"More than 3,000 colleges and universities provided roughly 600,000 students with FWS opportunities during the 2016-17 academic year, the department said in its announcement. But a small fraction — less than one-tenth of 1% — involved off-campus, private-sector jobs.
The department said it will review factors including retention, completion and students' post-graduation job placements to determine whether they are better served by the expanded uses for FWS funds.
Approximately 617,000 students received FWS in 2016-17, according to an analysis by the National Association of Student Financial Aid Administrators. But only about 44% of the dependent, undergraduate recipients came from families with incomes of less than $42,000, while nearly 41% had family incomes of $60,000 or greater.
Moreover, a larger share of students at private nonprofit colleges, which tend to have higher sticker prices, participate in FWS as compared to their peers at public institutions, according to an analysis last year by the Urban Institute's Center on Education Data and Policy."
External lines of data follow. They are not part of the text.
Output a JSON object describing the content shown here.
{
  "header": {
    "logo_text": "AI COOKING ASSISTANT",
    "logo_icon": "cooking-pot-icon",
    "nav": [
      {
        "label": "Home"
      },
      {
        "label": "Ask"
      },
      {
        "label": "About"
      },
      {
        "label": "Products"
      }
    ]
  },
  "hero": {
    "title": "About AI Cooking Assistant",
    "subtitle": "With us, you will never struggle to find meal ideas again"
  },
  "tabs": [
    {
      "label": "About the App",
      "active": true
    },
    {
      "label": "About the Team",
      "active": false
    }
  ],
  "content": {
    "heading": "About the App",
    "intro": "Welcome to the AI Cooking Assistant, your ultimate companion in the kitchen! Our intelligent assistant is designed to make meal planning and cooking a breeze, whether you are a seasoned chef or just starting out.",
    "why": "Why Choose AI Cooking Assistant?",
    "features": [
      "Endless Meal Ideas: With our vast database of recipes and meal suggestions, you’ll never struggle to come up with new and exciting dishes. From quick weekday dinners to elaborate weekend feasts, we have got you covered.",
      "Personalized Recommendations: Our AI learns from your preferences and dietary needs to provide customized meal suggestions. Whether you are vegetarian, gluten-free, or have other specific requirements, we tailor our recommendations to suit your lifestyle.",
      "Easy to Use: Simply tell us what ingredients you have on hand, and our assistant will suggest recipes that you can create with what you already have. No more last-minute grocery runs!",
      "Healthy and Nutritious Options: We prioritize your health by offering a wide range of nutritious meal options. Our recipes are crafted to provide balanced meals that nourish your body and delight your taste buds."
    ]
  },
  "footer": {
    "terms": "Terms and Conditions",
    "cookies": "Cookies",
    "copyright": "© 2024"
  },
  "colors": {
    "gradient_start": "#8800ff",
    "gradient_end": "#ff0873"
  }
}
NASFAA's "Notable Headlines" section highlights media coverage of financial aid to help members stay up to date with the latest news. Articles included under the notable headlines section are not written by NASFAA, but rather by external sources. Inclusion in Today's News does not imply endorsement of the material or guarantee the accuracy of information presented.
Publication Date: 2/21/2020